A sermon given during the 10:30am Sung Eucharist, by The Rt Rev’d Chris McLeod, on the 16th April 2023.
But Thomas said to them, ‘Unless I see the mark of the nails in his hands and put my finger in the mark of the nails and my hand in his side, I will not believe.’ (John 20: 25)
I would imagine that many of us would have some sympathy with ‘Doubting Thomas’. We live in a world where many truth claims are made, and there is a lot of misinformation being spread through social media and unreliable news sites. It is becoming very hard to trust what you read, and it is not unreasonable to question the information being so easily put before us. On the other hand, many who are gullible just believe whatever they read; often because they simply want to believe it (think Q Anon, and other conspiracy theorists, etc). I think Thomas’ doubting is perfectly sane and reasonable – ‘unless I see it, I don’t believe it’.
The story of Thomas is given to us as a witness. The early church community would have known Thomas and his story. They would have known that Thomas, who doubted, became the one who believed. They might have had a chance to interrogate him and to see whether what he said is true. John records the story so it would be of help for those who struggle to accept the resurrection of Jesus. In effect, John is saying here is one like you; one who finds it had to believe, and he is an Apostle. Converted doubters stand in good company, and I would have to say that I am one of them!

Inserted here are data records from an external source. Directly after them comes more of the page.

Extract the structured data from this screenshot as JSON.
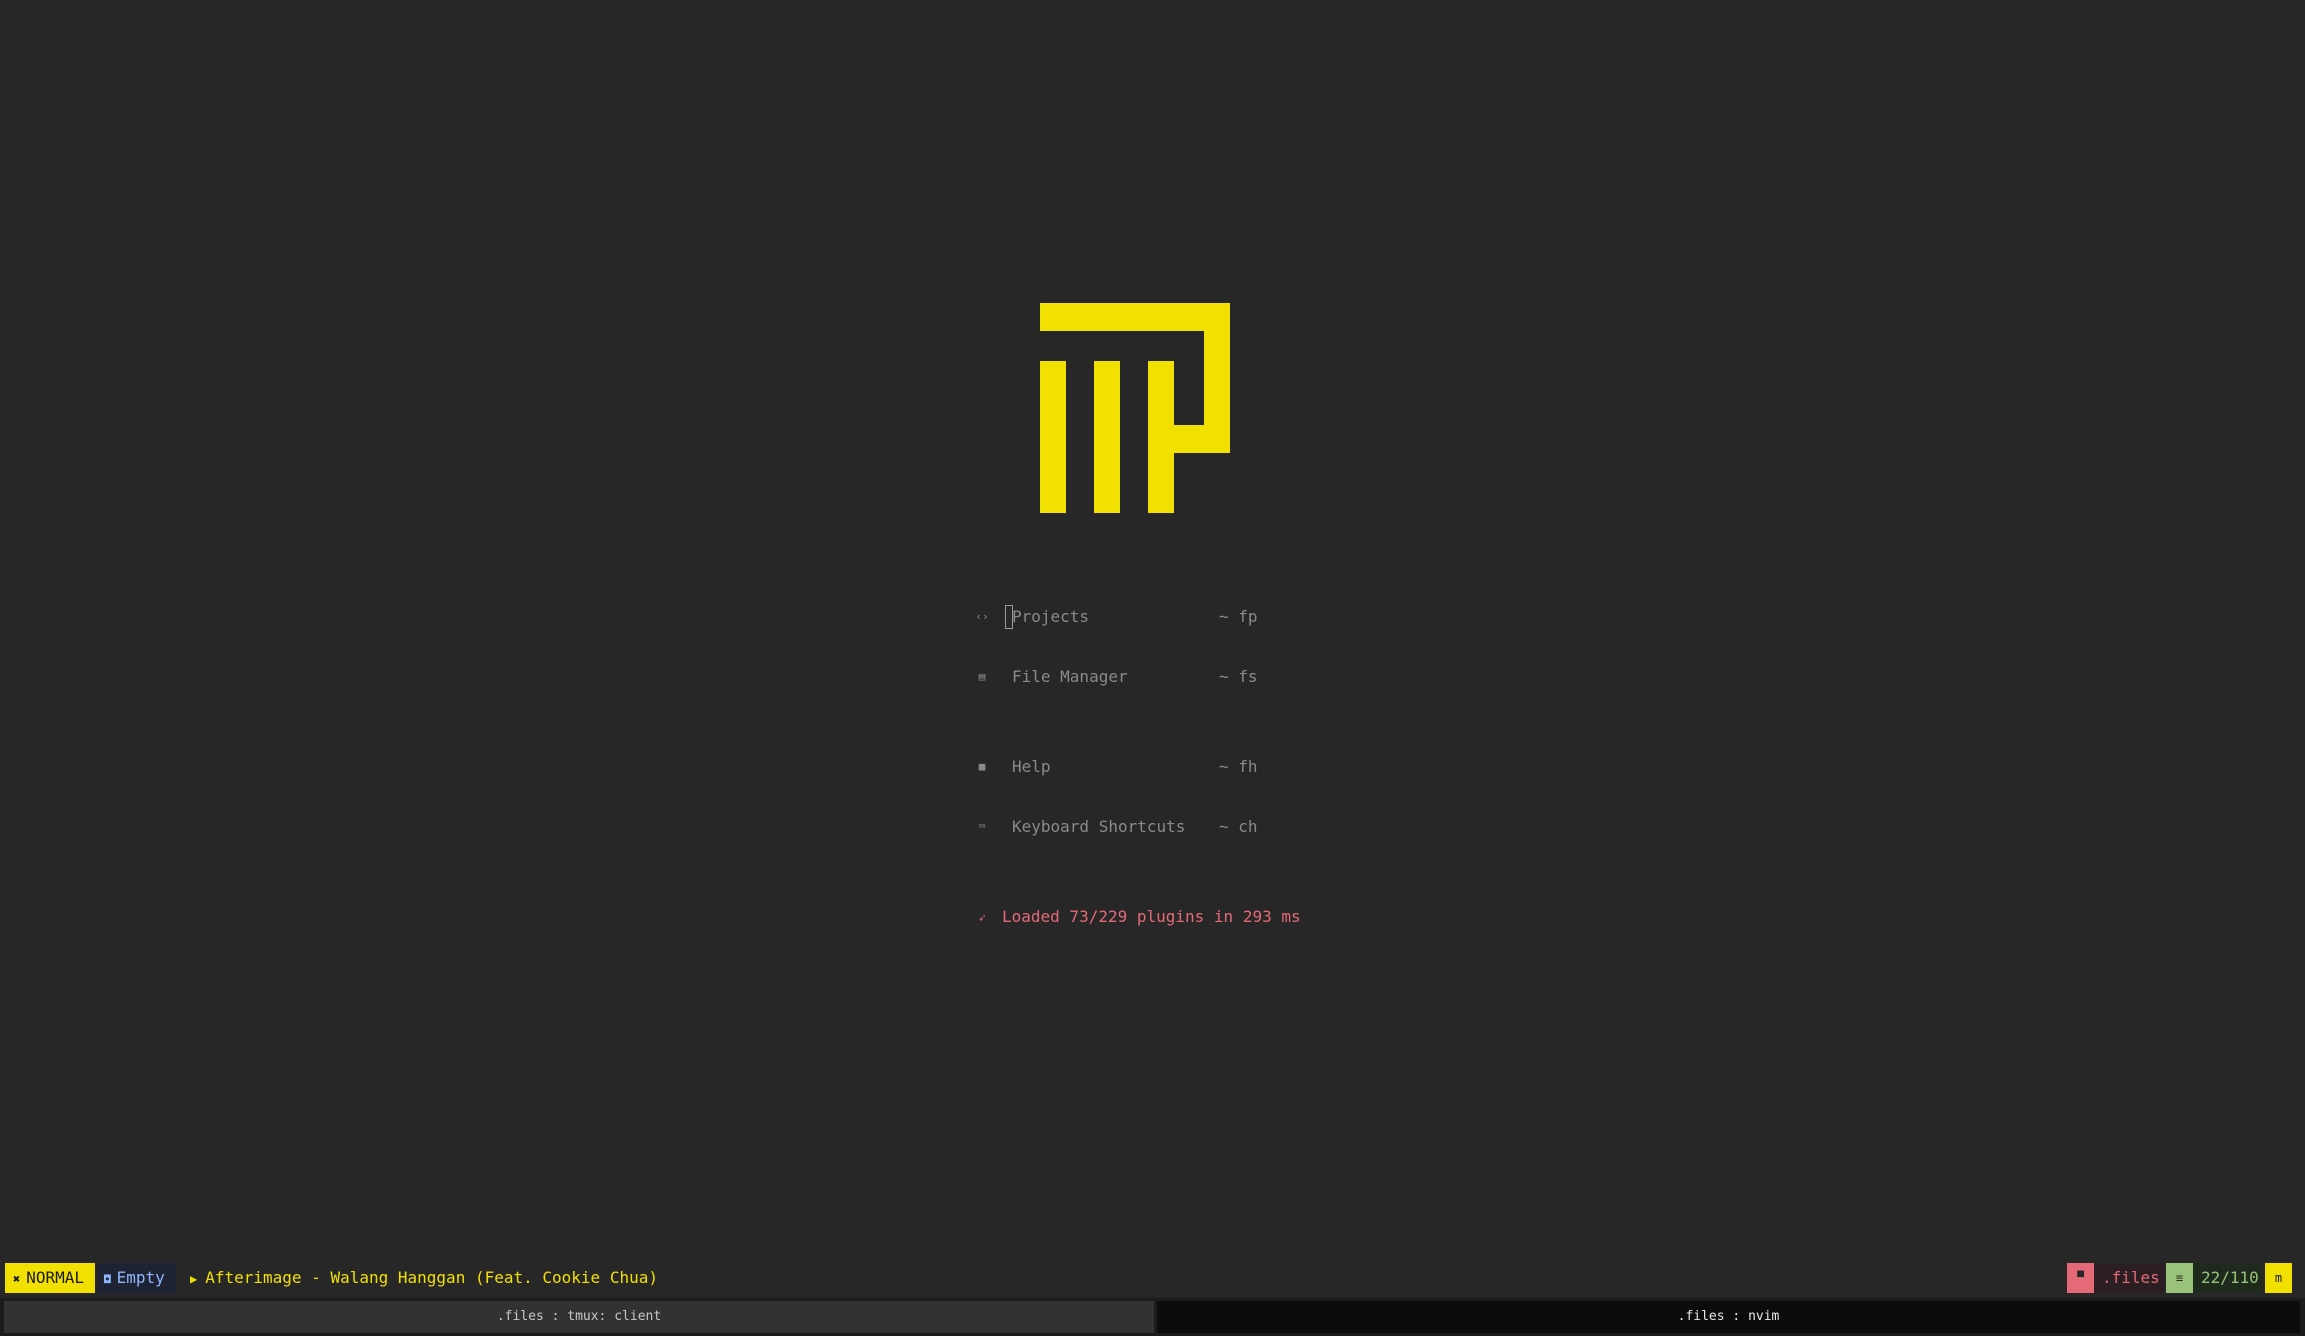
{
  "dashboard": {
    "logo_name": "yellow-block-logo",
    "logo_color": "#f2e000",
    "items": [
      {
        "icon": "folder-code-icon",
        "glyph": "‹›",
        "label": "Projects",
        "key": "~ fp"
      },
      {
        "icon": "file-manager-icon",
        "glyph": "▤",
        "label": "File Manager",
        "key": "~ fs"
      },
      {
        "icon": "help-icon",
        "glyph": "■",
        "label": "Help",
        "key": "~ fh"
      },
      {
        "icon": "keyboard-icon",
        "glyph": "⌨",
        "label": "Keyboard Shortcuts",
        "key": "~ ch"
      }
    ],
    "footer": {
      "icon": "rocket-icon",
      "glyph": "➶",
      "text": "Loaded 73/229 plugins in 293 ms",
      "color": "#e46a78"
    }
  },
  "statusline": {
    "mode_glyph": "✖",
    "mode": "NORMAL",
    "buffer_glyph": "◘",
    "buffer": "Empty",
    "music_glyph": "▶",
    "music": "Afterimage - Walang Hanggan (Feat. Cookie Chua)",
    "dir_glyph": "▀",
    "dir": ".files",
    "pos_glyph": "≡",
    "position": "22/110",
    "end_glyph": "m",
    "colors": {
      "mode_bg": "#f2e000",
      "dir_accent": "#e46a78",
      "pos_accent": "#98c379"
    }
  },
  "tmux": {
    "left_pane": ".files : tmux: client",
    "right_pane": ".files : nvim"
  }
}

I remind you of what I said last week that what seemed to end in disaster on Good Friday – the death of Jesus and abandonment of Jesus by most of the disciples – becomes a transformed story. The hearts and minds of the frightened disciples become transformed because Jesus Christ had been raised from the dead. Thomas, who at first doubted, became a witness to the resurrection of Jesus along with the other disciples. His story is given to us so we might believe, as well.
The Journey of Faith
The journey of faith takes time for many of us. Some people believe outright and almost immediately; for others it is a longer journey of inching towards to the truth. In some circles there seems to be an expected formula that people need to work through before becoming a Christian. However, I find the journey of faith can be a lot messier than that. It can be full of false starts and circular travels. Many of us have a few goes at believing before we reach a satisfying position. Thomas is a role model for us in many ways. He moves from doubt to robust belief. He comes to a wonderful Trinitarian confession of Jesus as ‘my Lord and my God’ at the experience of meeting the risen Jesus.
Many of you might be still on the journey from doubt to belief, or perhaps even circled back, fear not God reaches out to us and meets us where we are. In time we will join Thomas in a robust statement of confidence. Those of us who have been on the journey of faith for sometime are here to help, and I don’t just mean the clergy. We are companions, doubters and believers, believers who were doubters, and believers who may now have become doubters, and those in-between. Jesus meets us as we are, shows us his hands and his side and draws us closer to him.